The War Trade Board of the United States has at all times been ready in conjunction with the authorities of the Allied Governments, and on reasonable conditions, to conform to an arrangement similar to that which failed of approval, taking into account such changes as may have since occurred in the positions of the several countries concerned with respect to their needs and their supplies. As an earnest of this spirit, and in response to urgent representations of the Netherlands Government as to the privations faced by the Dutch people, the United States and the Allied Governments some months ago offered unconditionally to place at the disposal of the Dutch people 100,000 tons of bread cereals, which it was estimated would tide over the period until the new Dutch crops should be harvested. Under the terms of the offer, these cereals were to be lifted by the employment of some portion of the large number of Dutch vessels lying idle in Dutch European ports. It has developed, however, that owing to German threats against Dutch shipping, the Netherlands Government had not felt in [Page 1534]a position to avail itself of this offer of bread cereals, or apparently to avail itself of the willingness of the United States and the Allied Governments to place other supplies at the disposal of the Dutch people. These threats against Dutch shipping have accordingly for many months held idle without financial return and suffering physical deterioration more than 400,000 tons of Dutch shipping in Netherlands European ports, rendering this shipping unavailable either to lift the bread cereals which have been offered, or, if a general commercial understanding should be reached, to lift the other supplies which the United States and the Allied Governments would put at the disposal of the Netherlands Government.
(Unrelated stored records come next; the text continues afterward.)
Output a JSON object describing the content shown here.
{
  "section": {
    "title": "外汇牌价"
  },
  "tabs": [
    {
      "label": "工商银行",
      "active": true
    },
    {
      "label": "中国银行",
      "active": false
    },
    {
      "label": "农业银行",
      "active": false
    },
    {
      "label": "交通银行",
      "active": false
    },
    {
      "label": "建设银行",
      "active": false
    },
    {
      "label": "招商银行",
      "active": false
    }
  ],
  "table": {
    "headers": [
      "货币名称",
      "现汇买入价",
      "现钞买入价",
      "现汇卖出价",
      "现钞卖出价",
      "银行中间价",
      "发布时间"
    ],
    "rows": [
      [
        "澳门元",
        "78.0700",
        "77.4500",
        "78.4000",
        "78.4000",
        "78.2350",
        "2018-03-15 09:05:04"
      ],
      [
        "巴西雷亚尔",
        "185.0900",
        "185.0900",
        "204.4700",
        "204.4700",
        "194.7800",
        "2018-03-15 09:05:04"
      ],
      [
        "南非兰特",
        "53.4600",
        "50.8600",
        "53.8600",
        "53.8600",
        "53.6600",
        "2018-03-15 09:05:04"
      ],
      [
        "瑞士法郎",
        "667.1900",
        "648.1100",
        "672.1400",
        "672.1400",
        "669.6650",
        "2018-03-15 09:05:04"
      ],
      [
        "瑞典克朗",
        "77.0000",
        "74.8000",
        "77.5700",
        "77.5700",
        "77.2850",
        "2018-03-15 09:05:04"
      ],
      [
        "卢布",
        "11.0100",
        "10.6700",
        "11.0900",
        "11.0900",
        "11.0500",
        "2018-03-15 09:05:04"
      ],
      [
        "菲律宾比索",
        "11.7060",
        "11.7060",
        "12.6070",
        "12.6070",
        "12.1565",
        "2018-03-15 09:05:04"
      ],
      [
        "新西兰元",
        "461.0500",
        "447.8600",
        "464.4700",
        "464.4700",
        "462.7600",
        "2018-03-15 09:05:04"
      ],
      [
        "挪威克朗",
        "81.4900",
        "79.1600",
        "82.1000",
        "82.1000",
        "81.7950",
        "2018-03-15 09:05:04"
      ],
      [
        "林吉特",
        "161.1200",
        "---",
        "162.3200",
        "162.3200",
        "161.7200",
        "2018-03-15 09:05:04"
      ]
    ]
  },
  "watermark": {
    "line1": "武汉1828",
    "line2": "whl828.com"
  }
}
It may be noted that this tonnage constitutes the only block of neutral tonnage in the world which is not engaged in useful activity. In order, however, to relieve the Dutch people from a serious food shortage reported by the Netherlands Government, the War Trade Board of the United States in accord with the authorities of the Allied Governments, as a further exceptional measure of relief, freely licensed bunker coal and ships stores to permit of substantial amounts of grain cereals being lifted by vessels other than those which had originally been stipulated for. Thus, the Nieuw Amsterdam and certain vessels normally employed in western Atlantic trade have transported approximately 50,000 tons of bread cereals to the Netherlands. The balance, largely in the Argentine, remains unlifted now for nearly six months, because of acquiescence in the position of Germany, which, while receiving from the Netherlands large amounts of foodstuffs, at the same time threatens with destruction Dutch vessels which might be sent even to another neutral country to lift grain for the Dutch people.

Commercial relations between the United States and the Dutch colonies have been resumed on a normal basis. In these waters, free from the menace of German submarine activity, Dutch shipping moves freely in the transport of commodities between the United States and the Dutch East Indies. It is the hope of the United States Government that ships may be sent out from Dutch ports to lift the grain which is awaiting shipment to the Netherlands, thereby opening the way for a general resumption of trade relations between the United States and the Netherlands similar to that which is so happily existing between the United States and the Dutch colonies.

Lansing
  1. Not printed.